The Feast of the Seven Fishes, a cherished Italian Christmas Eve tradition, is a delightful celebration of seafood that brings together family and friends for a festive and flavorful evening following a Christmas Eve day of fasting. The celebration is organized around a menu of seven dishes and reflects the abstinence from meat until the Christmas Day feast itself. The Feast of the Seven Fishes originally commemorated the wait – the “Vigilia di Natale” – for the midnight birth of the baby Jesus. Rooted in the rich culinary heritage of Southern Italy, this elaborate feast showcases a variety of fish and seafood dishes, along with desserts like panettone, struffoli, pandoro, tiramisu, and others. The Feast of Seven Fishes is a celebration of abundance and togetherness, and the right wine pairings can elevate the experience to new heights. Here are some suggested food and wine pairings to try out at your feast.
Often, the Feast of the Seven Fishes begins with classic baccalà (dried and salted cod). Pair this dish with a crisp and zesty Sauvignon Blanc or Vermentino. Straw-yellow in color, with fruity pineapple and apple flavors and aromas, Rocca delle Macìe Campo Maccione Vermentino from Tuscany would be a smart choice. The wine’s acidity will complement the richness of the cod, creating a harmonious balance.
A medley of fried seafood (fritto misto) calls for a sparkling wine like Prosecco, Spumante, or Champagne. The effervescence and acidity of bubbly will cut through the fried coating, providing a refreshing contrast and cleansing the palate between bites. A great choice would be Acquesi Asti Spumante from Friuli. It is made from 100% Moscato and the sweet, refreshing flavors of honey and apricots would counterbalance the oily, salta flavors and texture of the fritto misto.

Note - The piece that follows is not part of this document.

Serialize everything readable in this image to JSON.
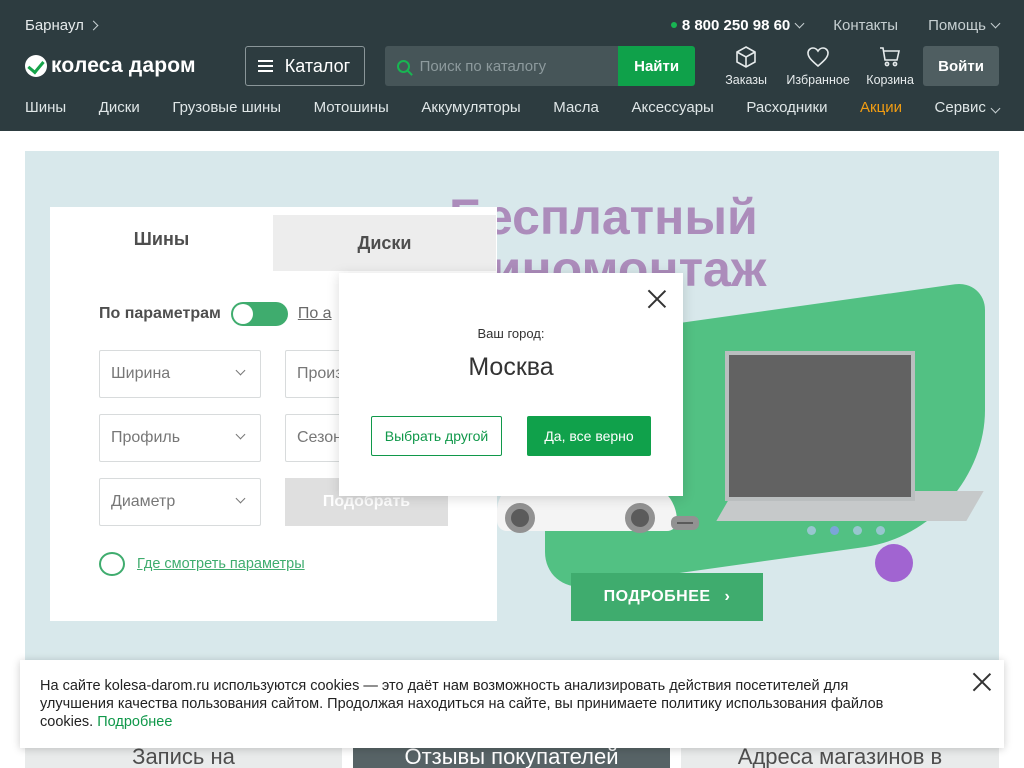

Calamari salad is a typical Feast of the Seven Fishes course. For the calamari salad, opt for a light and citrusy Pinot Grigio. Its bright acidity and subtle notes of citrus will enhance the freshness of the calamari, making for a spot-on pairing. A great choice would be De Stefani Naturalmente Bianco – 100% Pinot Grigio from Refrontolo, Italy – which is packed with aromas of sweet apricots, ripe pears, and an assortment of citrus fruits. On the tongue, there’s ample acidity and stone fruit flavors.
Linguine alle vongole (linguine with clams) pairs perfectly with a medium-bodied white wine like Italian Gavi. Crisp and fresh tasting, the mineral and citrus notes in Gavi are perfect for pairing with seafood dishes like linguine alle vongole, as they complement and accentuate the salty-mineral flavors of shellfish and seafood. Reach here for Riva Leone Gavi from the Gavi DOCG appellation, with solid minerality combined with pear and citrus notes.

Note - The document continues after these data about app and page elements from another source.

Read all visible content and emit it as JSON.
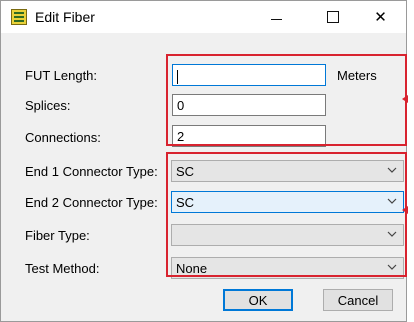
{
  "window": {
    "title": "Edit Fiber",
    "icon": "fiber-app-icon",
    "controls": [
      "minimize-icon",
      "maximize-icon",
      "close-icon"
    ],
    "close_glyph": "✕"
  },
  "form": {
    "fut_length": {
      "label": "FUT Length:",
      "value": "",
      "unit": "Meters"
    },
    "splices": {
      "label": "Splices:",
      "value": "0"
    },
    "connections": {
      "label": "Connections:",
      "value": "2"
    },
    "end1_connector": {
      "label": "End 1 Connector Type:",
      "value": "SC"
    },
    "end2_connector": {
      "label": "End 2 Connector Type:",
      "value": "SC"
    },
    "fiber_type": {
      "label": "Fiber Type:",
      "value": ""
    },
    "test_method": {
      "label": "Test Method:",
      "value": "None"
    }
  },
  "buttons": {
    "ok": "OK",
    "cancel": "Cancel"
  },
  "colors": {
    "highlight": "#d8232f",
    "focus": "#0078d7",
    "app_icon": "#e9d23a"
  }
}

Grilled branzino – a mild, flaky fish – benefits from a delicate white wine such as Albariño or a dry Riesling. These wines accentuate the subtle flavors of the fish without overpowering them. I’d suggest an elegant Albariño like Davide ‘Tradicion’ from the rocky Galician coast of Spain. This Albariño has an incredible mineral-driven complexity, loaded with white flowers, honeysuckle, herbs, mint, citrus and stone fruits. It is fruity on the palate; crisp yet very well structured, and has a long silky finish.

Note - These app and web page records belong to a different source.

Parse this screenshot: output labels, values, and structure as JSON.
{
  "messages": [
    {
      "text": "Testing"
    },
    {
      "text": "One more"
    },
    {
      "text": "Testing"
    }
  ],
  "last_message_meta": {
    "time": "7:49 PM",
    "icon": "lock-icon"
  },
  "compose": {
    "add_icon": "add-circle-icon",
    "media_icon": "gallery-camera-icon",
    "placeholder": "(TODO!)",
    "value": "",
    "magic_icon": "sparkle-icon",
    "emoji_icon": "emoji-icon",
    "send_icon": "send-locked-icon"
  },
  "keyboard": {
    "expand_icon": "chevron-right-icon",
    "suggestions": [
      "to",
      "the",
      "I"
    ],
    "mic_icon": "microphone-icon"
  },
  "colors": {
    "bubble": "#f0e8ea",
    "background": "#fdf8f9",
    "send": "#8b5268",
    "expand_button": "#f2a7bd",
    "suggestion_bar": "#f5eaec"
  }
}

With a hearty Italian seafood stew like cioppino – which is loaded with shellfish like shrimp, mussels and clams, plus fish such as cod, all in a tangy tomato broth – I would reach for a fruity red wine such as Riva Leone Barbera from Piemonte. This Barbera delivers big flavor and complexity with notes of spice and black cherries. Although it’s a bold wine, Riva Leone Barbera is fairly light on the palate, making it an excellent choice for cioppino.
I would conclude the Feast of the Seven Fishes with classic tiramisu. Pair this luscious dessert with a sweet and fortified wine like Vin Santo, Moscato d’Asti, or the aforementioned Acquesi Asti Spumante. The wine’s sweetness complements the coffee and cocoa notes in the tiramisu, providing a delightful end to the feast.
Feature image by Wu Yi on Unsplash.